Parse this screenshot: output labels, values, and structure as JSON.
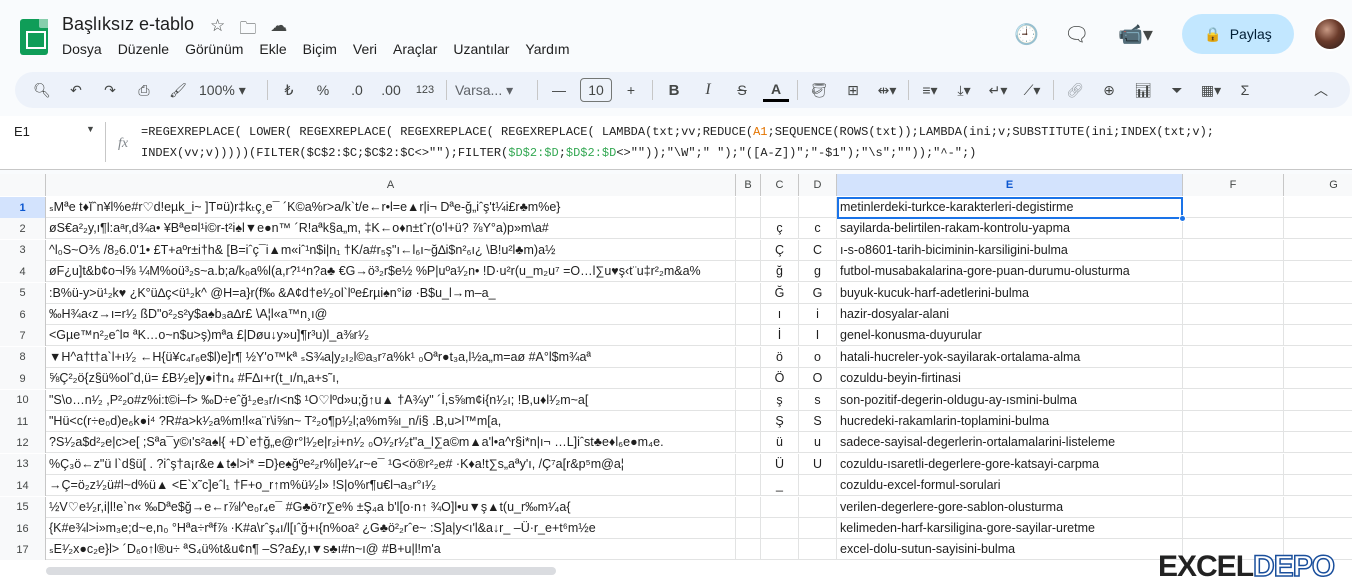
{
  "app": {
    "title": "Başlıksız e-tablo",
    "menus": [
      "Dosya",
      "Düzenle",
      "Görünüm",
      "Ekle",
      "Biçim",
      "Veri",
      "Araçlar",
      "Uzantılar",
      "Yardım"
    ],
    "share_label": "Paylaş"
  },
  "toolbar": {
    "zoom": "100%",
    "currency": "₺",
    "percent": "%",
    "dec_decrease": ".0",
    "dec_increase": ".00",
    "number_format": "123",
    "font": "Varsa...",
    "font_size": "10",
    "bold": "B",
    "italic": "I",
    "strike": "S",
    "text_color": "A"
  },
  "formula_bar": {
    "cell_ref": "E1",
    "fx": "fx",
    "line1_a": "=REGEXREPLACE( LOWER( REGEXREPLACE( REGEXREPLACE( REGEXREPLACE( LAMBDA(txt;vv;REDUCE(",
    "line1_ref": "A1",
    "line1_b": ";SEQUENCE(ROWS(txt));LAMBDA(ini;v;SUBSTITUTE(ini;INDEX(txt;v);",
    "line2_a": "INDEX(vv;v)))))(FILTER($C$2:$C;$C$2:$C<>\"\");FILTER(",
    "line2_ref1": "$D$2:$D",
    "line2_b": ";",
    "line2_ref2": "$D$2:$D",
    "line2_c": "<>\"\"));\"\\W\";\" \");\"([A-Z])\";\"-$1\");\"\\s\";\"\"));\"^-\";)"
  },
  "columns": [
    "A",
    "B",
    "C",
    "D",
    "E",
    "F",
    "G"
  ],
  "rows": [
    {
      "n": "1",
      "a": "ₛMªe t♦ĭˆn¥l%e#r♡d!eµk_i~ ]T¤ü)r‡kₜç¸e¯ ´K©a%r>a/k`t/e←r•l=e▲r|i¬ Dªe-ğ„iˆş't¼i£r♣m%e}",
      "c": "",
      "d": "",
      "e": "metinlerdeki-turkce-karakterleri-degistirme"
    },
    {
      "n": "2",
      "a": "øS€a²₂y,ı¶l:aᵃr,d¾a• ¥Bªe¤l¹i©r-t²i♠l▼e●n™ ´R!aªk§a„m, ‡K←o♦n±tˆr(o'l+ü? ⅞Y°a)p»m\\a#",
      "c": "ç",
      "d": "c",
      "e": "sayilarda-belirtilen-rakam-kontrolu-yapma"
    },
    {
      "n": "3",
      "a": "^l₀S~O⅗ /8₂6.0'1• £T+aºr±i†h& [B=iˆç¯i▲m«iˆ¹n$i|n₁ †K/a#r₅ş\"ı←l₆ı~ğ∆i$n²₆ı¿ \\B!u²l♣m)a½",
      "c": "Ç",
      "d": "C",
      "e": "ı-s-o8601-tarih-biciminin-karsiligini-bulma"
    },
    {
      "n": "4",
      "a": "øF¿u]t&b¢o¬l⅝ ¼M%oü³₂s~a.b;a/k₀a%l(a,r?¹⁴n?a♣ €G→ö³₂r$e½ %P|uºa¹⁄₂n• !D·u²r(u_m₂u⁷ =O…l∑u♥ş‹t¨u‡r²₂m&a%",
      "c": "ğ",
      "d": "g",
      "e": "futbol-musabakalarina-gore-puan-durumu-olusturma"
    },
    {
      "n": "5",
      "a": ":B%ü-y>ü¹₂k♥ ¿K°ü∆ç<ü¹₂k^ @H=a}r(f‰ &A¢d†e¹⁄₂ol`lºe£rµi♠n°iø ·B$u_l→m–a_",
      "c": "Ğ",
      "d": "G",
      "e": "buyuk-kucuk-harf-adetlerini-bulma"
    },
    {
      "n": "6",
      "a": "‰H¾a‹z→ı=r¹⁄₂ ßD\"o²₂s²y$a♠b₃a∆r£ \\A¦l«a™n¸ı@",
      "c": "ı",
      "d": "i",
      "e": "hazir-dosyalar-alani"
    },
    {
      "n": "7",
      "a": "<Gµe™n²₂eˆl¤ ªK…o~n$u>ş)mªa £|Døu↓y»u]¶r³u)l_a⅜r¹⁄₂",
      "c": "İ",
      "d": "I",
      "e": "genel-konusma-duyurular"
    },
    {
      "n": "8",
      "a": "▼H^a†t†a`l+ı¹⁄₂ ←H{ü¥c₄r₆e$l)e]r¶ ½Y'o™kª ₛS¾a|y₂ı₂l©a₃r⁷a%k¹ ₀Oªr●t₃a,l½a„m=aø #A°l$m¾aª",
      "c": "ö",
      "d": "o",
      "e": "hatali-hucreler-yok-sayilarak-ortalama-alma"
    },
    {
      "n": "9",
      "a": "⅝Ç²₂ö{z§ü%olˆd,ü= £B¹⁄₂e]y●i†n₄ #F∆ı+r(t_ı/n„a+s˜ı,",
      "c": "Ö",
      "d": "O",
      "e": "cozuldu-beyin-firtinasi"
    },
    {
      "n": "10",
      "a": "\"S\\o…n¹⁄₂ ,P²₂o#z%i:t©i–f> ‰D÷eˆğ¹₂e₃r/ı<n$ ¹O♡lºd»u;ğ↑u▲ †A¾y\" ´İ,s⅝m¢i{n¹⁄₂ı; !B,u♦l¹⁄₂m~a[",
      "c": "ş",
      "d": "s",
      "e": "son-pozitif-degerin-oldugu-ay-ısmini-bulma"
    },
    {
      "n": "11",
      "a": "\"Hü<c(r÷e₀d)e₆k●i⁴ ?R#a>k¹⁄₂a%m!l«a¨r\\i⅝n~ T²₂o¶p¹⁄₂l;a%m⅝ı_n/i§ .B,u>l™m[a,",
      "c": "Ş",
      "d": "S",
      "e": "hucredeki-rakamlarin-toplamini-bulma"
    },
    {
      "n": "12",
      "a": "?S¹⁄₂a$d²₂e|c>e[ ;Sªa¯y©ı's²a♠l{ +D`e†ğ„e@r°l¹⁄₂e|r₂i+n¹⁄₂ ₀O¹⁄₂r¹⁄₂t\"a_l∑a©m▲a'l•a^r§i*n|ı¬ …L]iˆst♣e♦l₆e●m₄e.",
      "c": "ü",
      "d": "u",
      "e": "sadece-sayisal-degerlerin-ortalamalarini-listeleme"
    },
    {
      "n": "13",
      "a": "%Ç₃ö←z\"ü l`d§ü[ . ?iˆş†a¡r&e▲t♠l>i* =D}e♠ğºe²₂r%l]e¹⁄₄r~e¯ ¹G<ö®r²₂e# ·K♦a!t∑s„aªy'ı, /Ç⁷a[r&p⁵m@a¦",
      "c": "Ü",
      "d": "U",
      "e": "cozuldu-ısaretli-degerlere-gore-katsayi-carpma"
    },
    {
      "n": "14",
      "a": "→Ç=ö₂z¹⁄₂ü#l~d%ü▲ <E`x˜c]eˆl₁ †F+o_r↑m%ü¹⁄₂l» !S|o%r¶u€l¬a₃r°ı¹⁄₂",
      "c": "_",
      "d": "",
      "e": "cozuldu-excel-formul-sorulari"
    },
    {
      "n": "15",
      "a": "½V♡e¹⁄₂r,i|l!e`n« ‰Dªe$ğ→e←r⅞l^e₀r₄e¯ #G♣ö⁷r∑e% ±Ş₄a b'l[o·n↑ ¾O]l•u▼ş▲t(u_r‰m¹⁄₄a{",
      "c": "",
      "d": "",
      "e": "verilen-degerlere-gore-sablon-olusturma"
    },
    {
      "n": "16",
      "a": "{K#e¾l>i»m₃e;d~e,n₀ °Hªa÷rªf⅞ ·K#a\\rˆş₄ı/l[ıˆğ+ı{n%oa² ¿G♣ö²₂rˆe~ :S]a|y<ı'l&a↓r_ –Ü·r_e+t⁶m½e",
      "c": "",
      "d": "",
      "e": "kelimeden-harf-karsiligina-gore-sayilar-uretme"
    },
    {
      "n": "17",
      "a": "ₛE¹⁄₂x●c₂e}l> ´D₆o↑l®u÷ ªS₄ü%t&u¢n¶ –S?a£y,ı▼s♣ı#n~ı@ #B+u|l!m'a",
      "c": "",
      "d": "",
      "e": "excel-dolu-sutun-sayisini-bulma"
    }
  ],
  "watermark": {
    "left": "EXCEL",
    "right": "DEPO"
  }
}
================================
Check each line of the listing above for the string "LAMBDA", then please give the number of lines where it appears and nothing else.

Solution to the problem:
2